Learning the piano may be easy as a beginner, but it gets more difficult as you progress.
When faced with this difficulty, you may want to quit because you feel that the piano is not your instrument.
Any pianist can have several techniques and habits in their pocket to help them get through the difficult phases of learning the piano.
Let’s talk about whether the piano is for everyone;
Here is why the piano is for everyone
Researchers have debunked the myth that all that great pianists had was an innate ability to play. This makes the piano an instrument for everyone.
Whether or not you have the talent, if you put in the time and effort and have the right habits, you can learn the piano.
With that in mind, let’s look at several reasons as to why the piano is for everyone:
- Your attitude can work for you
As cliche as this is, your attitude affects how well you can play. This isn’t only a matter of opinion; it is also backed by scientific research.
If you tell yourself that the piano isn’t for everyone, you will most likely negatively impact your learning experience.
Keep your mind open and entertain the idea that perhaps anyone can learn the piano. You will have a much easier time learning the piano and have more motivation to continue exploring the piano.
Anyone can fix their attitude and have it work for them.
- You don’t have to be talented
Many people leave the piano for the people who can “naturally play” or those who have ” a gift” for understanding where the keys are.
However, as Malcolm Gladwell said, “Practice isn’t the thing you do once you are good. It is the thing that you do that makes you good.”
In his book Outliers, he examines various successful people, including musicians, and comes to the conclusion that they didn’t just have talent alone working for them.
This can help you understand that the piano is not just for prodigies who could play well by age six. If you put in the time and are consistent in your efforts, you can also be good.
- You don’t have to have special physical traits
Some instruments, like the violin, need you to understand relative pitch to be a good player. Other instruments need you to have a good pair of lungs to play.
However, the piano is mostly built for the average human being. You don’t need to have extraordinarily long fingers or hands.
Moreover, the piano is still the preferred instrument for people with physical or neurological impairments.
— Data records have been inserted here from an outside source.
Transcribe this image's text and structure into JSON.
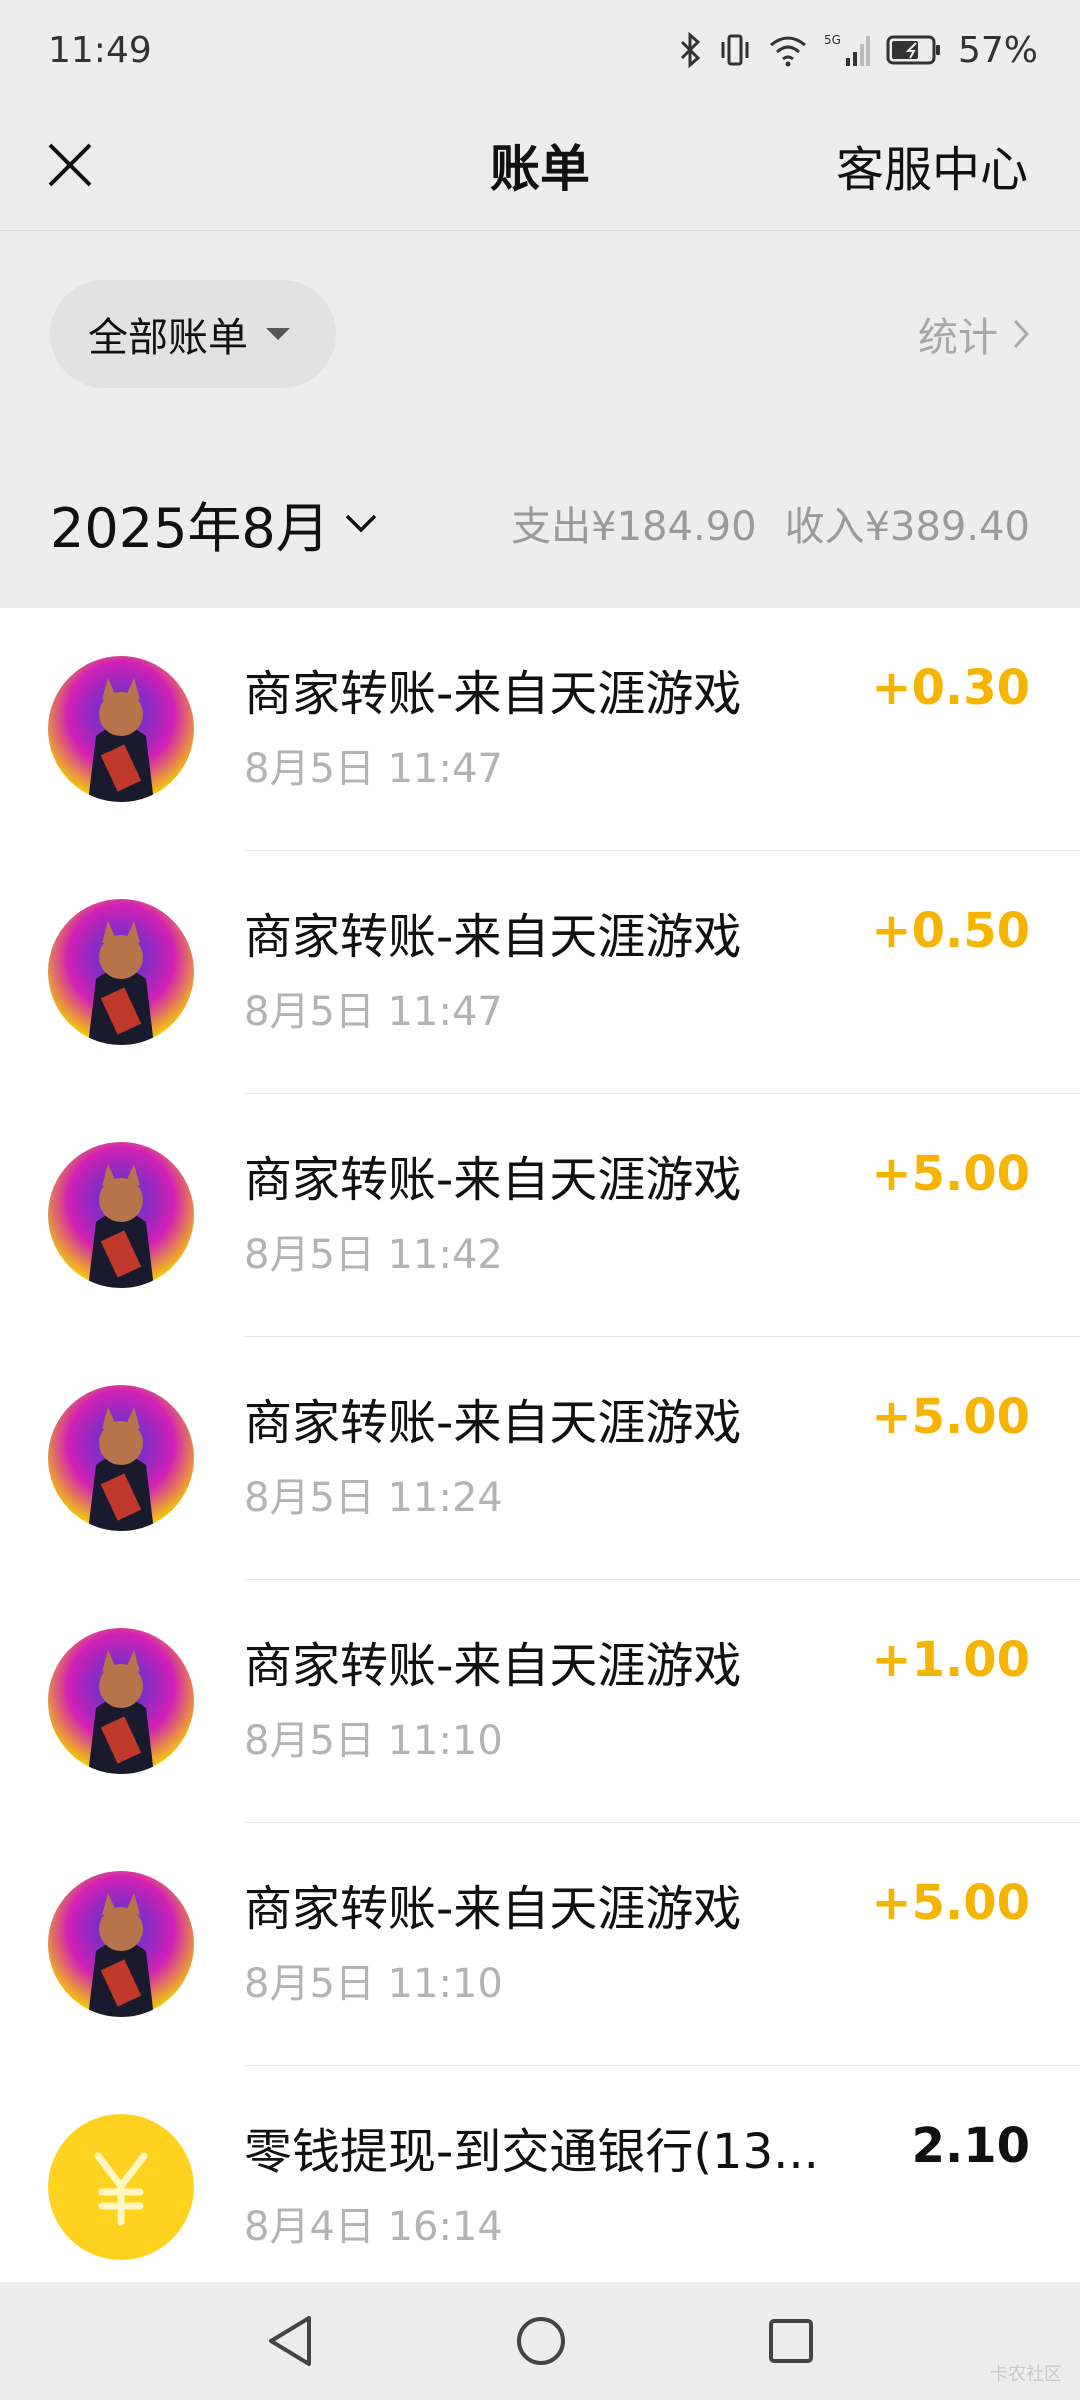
{
  "status": {
    "time": "11:49",
    "battery": "57%"
  },
  "header": {
    "title": "账单",
    "service_label": "客服中心"
  },
  "filter": {
    "label": "全部账单",
    "stats_label": "统计"
  },
  "month": {
    "label": "2025年8月",
    "expense": "支出¥184.90",
    "income": "收入¥389.40"
  },
  "transactions": [
    {
      "title": "商家转账-来自天涯游戏",
      "time": "8月5日 11:47",
      "amount": "+0.30",
      "icon": "merchant-avatar"
    },
    {
      "title": "商家转账-来自天涯游戏",
      "time": "8月5日 11:47",
      "amount": "+0.50",
      "icon": "merchant-avatar"
    },
    {
      "title": "商家转账-来自天涯游戏",
      "time": "8月5日 11:42",
      "amount": "+5.00",
      "icon": "merchant-avatar"
    },
    {
      "title": "商家转账-来自天涯游戏",
      "time": "8月5日 11:24",
      "amount": "+5.00",
      "icon": "merchant-avatar"
    },
    {
      "title": "商家转账-来自天涯游戏",
      "time": "8月5日 11:10",
      "amount": "+1.00",
      "icon": "merchant-avatar"
    },
    {
      "title": "商家转账-来自天涯游戏",
      "time": "8月5日 11:10",
      "amount": "+5.00",
      "icon": "merchant-avatar"
    },
    {
      "title": "零钱提现-到交通银行(13...",
      "time": "8月4日 16:14",
      "amount": "2.10",
      "icon": "yen-coin-icon"
    }
  ],
  "colors": {
    "income": "#f5b400",
    "coin": "#ffd21f",
    "background": "#ededed"
  },
  "watermark": "卡农社区"
}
With enough practice of form and technique, anyone can acquire enough dexterity to play.
You should pay close attention to hand and finger positioning and your posture, both of which are relatively easy to learn.
- You need not have started playing as a child
The quantity or 10,000-hour rule states that you have to spend 10,000 hours at something to be good enough at something.
This rule is not inclusive because for people who didn’t pick up the piano as children or for adults who might not have time to reach 10,000 hours.
The good news is that this rule is a myth. Instead of focusing on the quantity of your practice, you should focus on the quality. You should identify the elements you want to learn and focus on them.
Not everyone needs 10,000 hours to learn; you may need to find just a few hours every week to practice.
Is Learning Piano Necessary?
If you choose to learn the piano, you are guaranteed to spend countless hours practicing. Sometimes, it may seem as if you are not learning anything at all.
However, as it may turn out, it is necessary to learn the piano. Studies done by different psychologists have shown a difference in the brain structure between adults who play instruments, and those who do not.
If you play the piano, you are more likely to have better motor and auditory skills.
Can Some People Just Not Play the Piano?
There are no scientific studies to show that a category of people absolutely can’t play the piano.
What there are, are guidelines for how different kinds of people can learn to play. It all depends on whether you want to be good enough to play Rachmaninov or just pop songs.
Factors that may make you feel like you can’t play the piano include not knowing what habits to avoid, underestimating how much practice time you need, and not managing your expectations.
Is Piano a Good Hobby?
A good hobby should help you unwind from your everyday routine and give you the energy to continue with the next task.
The piano does this for you because it can enhance your mood, reduce your stress, help you concentrate better, and help you make new friends.
Is Piano for Smart People?
Conventional intelligence is left-brain intelligence, the ability to be smart and learn through rote. This method of playing the piano is the most common approach people know because it favors “smart” people.
However, people are beginning to appreciate the role of right-brain or creative intelligence in learning to play the piano, as seen in the popularity of jazz and pop.
This has made it not just an instrument for smart people but for anyone willing to experiment.
There is no doubt that the piano can be a challenging instrument.
The next time you feel like the piano isn’t for everyone, here is a checklist you can use to remind yourself that you too can play:
Your attitude goes a long way. The more positive you are, the more likely you are to play better.
You don’t need to be naturally talented. Effort beats talent when it comes to playing the piano.
You don’t need to spend countless hours of practice. You can have a more efficient and targeted practice.
You can choose to practice what you like.
You don’t need to be smart or play like other people.
Playing the piano will make you smarter, not just intellectually but also emotionally.
At the end of the day, it all boils down to what kind of pianist you want to be. Will you be satisfied with playing chords, interpreting sheet music exactly as it is, or do you just want to tinkle with the piano every once in a while? Once you have this awareness, you can enjoy learning the piano, and it becomes an instrument anyone can pick up.